    DNA Repair 02/2015; 30. DOI:10.1016/j.dnarep.2015.02.020 · 3.11 Impact Factor
  • Source
    • "Nuclear genes encode the other 1000–1500 proteins imported into the mitochondria (Calvo et al., 2006). If any of these proteins get defective it can lead to mitochondrial DNA (mtDNA) mutations followed by a mitochondrial dysfunction and disease (Copeland, 2008; Figure 1). "
    [Show abstract] [Hide abstract]
    ABSTRACT: Abstract Mitochondrion is a cellular organelle that is present in most of the cells and is responsible for producing energy for the cell. Mitochondria have their own double-stranded DNA genome which is distinct from nuclear genome. The replication, recombination and repair of mtDNA are achieved by DNA polymerase-gamma which is encoded by POLG gene. Mutation in the mtDNA or POLG gene might lead to mitochondrial dysfunction and disease. Several mutations and polymorphisms in these regions have been associated to mitochondrial disorders. Nuceloside and nucelotide reverse transcriptase inhibitors (NRTIs) that form the basis of AIDS therapy have significantly increased the survival rate of HIV-infected individuals predisposing them to other side effects. One of the most common side effects of NRTI usage is mitochondrial toxicity leading to several mitochondrial disorders. Mutations in mtDNA have also been associated to the use of specific NRTIs leading to specific mitochondrial disorders.
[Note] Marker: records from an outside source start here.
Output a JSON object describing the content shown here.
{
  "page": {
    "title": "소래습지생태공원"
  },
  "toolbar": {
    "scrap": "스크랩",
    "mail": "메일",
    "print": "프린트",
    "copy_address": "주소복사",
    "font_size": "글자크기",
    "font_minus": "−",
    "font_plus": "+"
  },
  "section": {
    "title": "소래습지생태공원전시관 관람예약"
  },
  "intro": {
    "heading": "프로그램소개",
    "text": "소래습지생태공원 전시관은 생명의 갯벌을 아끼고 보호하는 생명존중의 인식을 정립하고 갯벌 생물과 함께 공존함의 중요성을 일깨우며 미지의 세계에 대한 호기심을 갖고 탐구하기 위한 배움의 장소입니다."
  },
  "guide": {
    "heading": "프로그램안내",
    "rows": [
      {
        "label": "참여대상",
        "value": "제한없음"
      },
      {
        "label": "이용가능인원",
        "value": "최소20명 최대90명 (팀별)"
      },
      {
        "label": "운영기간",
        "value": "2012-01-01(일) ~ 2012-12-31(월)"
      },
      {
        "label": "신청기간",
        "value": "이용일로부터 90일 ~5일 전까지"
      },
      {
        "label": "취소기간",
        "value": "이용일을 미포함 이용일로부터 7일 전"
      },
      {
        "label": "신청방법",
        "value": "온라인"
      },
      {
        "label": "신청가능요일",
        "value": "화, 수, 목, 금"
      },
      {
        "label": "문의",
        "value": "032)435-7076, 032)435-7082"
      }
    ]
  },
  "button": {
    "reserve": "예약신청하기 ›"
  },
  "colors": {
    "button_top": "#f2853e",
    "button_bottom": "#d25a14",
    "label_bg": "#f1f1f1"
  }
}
This review briefly summarizes the advances in mtDNA mutations and NRTI-caused mitochondrial toxicity and mutations.
    Mitochondrial DNA 09/2014; DOI:10.3109/19401736.2014.958728 · 1.21 Impact Factor
Show more